Today's issue of NW on Outsourcing provides a quick excellent explanation about why SLAs so often fail the customer. in "SLA penalties for outsourcers: What are their pain points?" columnist Rick Sturm explains that the most common clause he sees in contracts is one that stipulates that the vendor will issue a credit for that month's fee if it fails to deliver the levels of service promised. As he points out:
This seems a bit like getting a bad haircut and when you complain, you're told that you don't have to pay for it. Even if it's free, you still have to live with a bad haircut. Likewise, even if you receive a credit for the month's charges, you still have received sub-standard service. The impact on the business of that poor service cannot begin to be offset by the monthly service fee.
One of his suggestions:
The challenge is to define a sufficiently onerous penalty to the service provider, one that would encourage them to fulfill their obligations. This requires creativity and some knowledge of the outsourcer's culture, priorities, pain points, etc. What constitutes an effective penalty will vary from one contract to another. Often a penalty that somehow personally involves an executive from the outsourcer's organization (e.g., a personal visit to the customer's site by the CEO) can be effective.
Mr. Sturm has a new edition of one of his books out: SLM Solutions: A Buyer's Guide. I think I'll get a copy and see what other tidbits I can glean.

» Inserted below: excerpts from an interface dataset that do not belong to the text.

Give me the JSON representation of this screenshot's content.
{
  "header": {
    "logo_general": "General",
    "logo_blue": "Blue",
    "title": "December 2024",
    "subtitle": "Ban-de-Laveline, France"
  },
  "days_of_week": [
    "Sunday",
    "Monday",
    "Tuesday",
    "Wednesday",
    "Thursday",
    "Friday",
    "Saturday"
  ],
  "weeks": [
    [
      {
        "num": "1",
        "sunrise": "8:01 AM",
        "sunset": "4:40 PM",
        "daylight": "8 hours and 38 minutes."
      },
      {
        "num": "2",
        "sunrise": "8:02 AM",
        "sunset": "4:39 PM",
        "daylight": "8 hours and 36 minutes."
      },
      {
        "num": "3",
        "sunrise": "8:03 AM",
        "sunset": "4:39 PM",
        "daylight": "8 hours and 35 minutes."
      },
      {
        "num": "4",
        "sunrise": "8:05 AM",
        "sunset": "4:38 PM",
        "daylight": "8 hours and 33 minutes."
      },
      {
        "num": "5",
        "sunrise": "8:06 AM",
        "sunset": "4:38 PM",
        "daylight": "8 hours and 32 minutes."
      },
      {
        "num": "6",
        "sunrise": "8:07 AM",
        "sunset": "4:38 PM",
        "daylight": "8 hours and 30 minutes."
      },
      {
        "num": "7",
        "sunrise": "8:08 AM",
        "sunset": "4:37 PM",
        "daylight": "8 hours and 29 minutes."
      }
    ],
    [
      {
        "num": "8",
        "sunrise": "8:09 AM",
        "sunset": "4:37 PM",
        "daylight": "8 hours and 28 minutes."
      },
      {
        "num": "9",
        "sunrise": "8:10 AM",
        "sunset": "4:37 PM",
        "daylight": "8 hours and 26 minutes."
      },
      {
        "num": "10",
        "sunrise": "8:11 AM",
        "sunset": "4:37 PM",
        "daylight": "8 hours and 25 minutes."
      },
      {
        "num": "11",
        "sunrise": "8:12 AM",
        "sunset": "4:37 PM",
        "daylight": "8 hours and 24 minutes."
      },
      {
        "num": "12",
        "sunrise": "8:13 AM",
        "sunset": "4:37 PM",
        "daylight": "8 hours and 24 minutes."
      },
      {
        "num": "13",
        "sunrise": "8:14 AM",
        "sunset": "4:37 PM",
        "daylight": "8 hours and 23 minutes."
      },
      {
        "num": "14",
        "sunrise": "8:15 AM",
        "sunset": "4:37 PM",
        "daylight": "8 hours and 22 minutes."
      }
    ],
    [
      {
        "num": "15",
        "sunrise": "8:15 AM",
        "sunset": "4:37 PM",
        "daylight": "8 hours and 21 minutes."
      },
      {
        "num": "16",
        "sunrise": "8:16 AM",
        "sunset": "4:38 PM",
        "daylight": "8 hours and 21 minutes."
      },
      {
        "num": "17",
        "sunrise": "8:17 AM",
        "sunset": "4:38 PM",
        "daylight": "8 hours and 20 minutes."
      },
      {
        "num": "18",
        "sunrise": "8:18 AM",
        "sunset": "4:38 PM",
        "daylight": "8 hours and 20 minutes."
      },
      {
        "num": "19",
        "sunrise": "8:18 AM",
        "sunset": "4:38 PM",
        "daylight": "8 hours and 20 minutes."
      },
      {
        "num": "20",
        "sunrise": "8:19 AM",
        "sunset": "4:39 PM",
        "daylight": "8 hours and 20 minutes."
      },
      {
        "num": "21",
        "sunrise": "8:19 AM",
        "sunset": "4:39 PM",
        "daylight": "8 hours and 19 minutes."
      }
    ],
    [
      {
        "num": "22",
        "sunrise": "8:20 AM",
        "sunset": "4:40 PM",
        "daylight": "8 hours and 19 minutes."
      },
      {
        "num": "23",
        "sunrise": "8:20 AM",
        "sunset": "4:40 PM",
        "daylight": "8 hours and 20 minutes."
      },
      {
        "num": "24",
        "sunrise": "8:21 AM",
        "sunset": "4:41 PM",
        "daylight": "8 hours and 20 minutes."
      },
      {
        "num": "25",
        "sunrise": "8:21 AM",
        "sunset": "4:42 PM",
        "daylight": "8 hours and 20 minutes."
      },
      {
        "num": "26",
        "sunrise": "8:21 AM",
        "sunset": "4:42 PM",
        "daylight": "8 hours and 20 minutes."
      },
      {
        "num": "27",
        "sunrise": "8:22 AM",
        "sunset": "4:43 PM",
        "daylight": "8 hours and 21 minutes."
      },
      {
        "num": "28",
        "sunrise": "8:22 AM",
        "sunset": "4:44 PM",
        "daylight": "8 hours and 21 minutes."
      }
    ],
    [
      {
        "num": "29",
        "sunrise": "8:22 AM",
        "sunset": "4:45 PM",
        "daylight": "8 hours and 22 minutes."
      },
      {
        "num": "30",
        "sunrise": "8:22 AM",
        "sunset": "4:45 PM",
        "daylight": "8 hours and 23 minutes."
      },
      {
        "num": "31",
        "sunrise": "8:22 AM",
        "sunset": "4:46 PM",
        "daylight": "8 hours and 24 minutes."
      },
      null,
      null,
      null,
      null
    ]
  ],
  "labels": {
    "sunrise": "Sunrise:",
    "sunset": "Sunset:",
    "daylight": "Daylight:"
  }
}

In the meantime, you'll probably be able to find Mr. Sturn's column here shortly.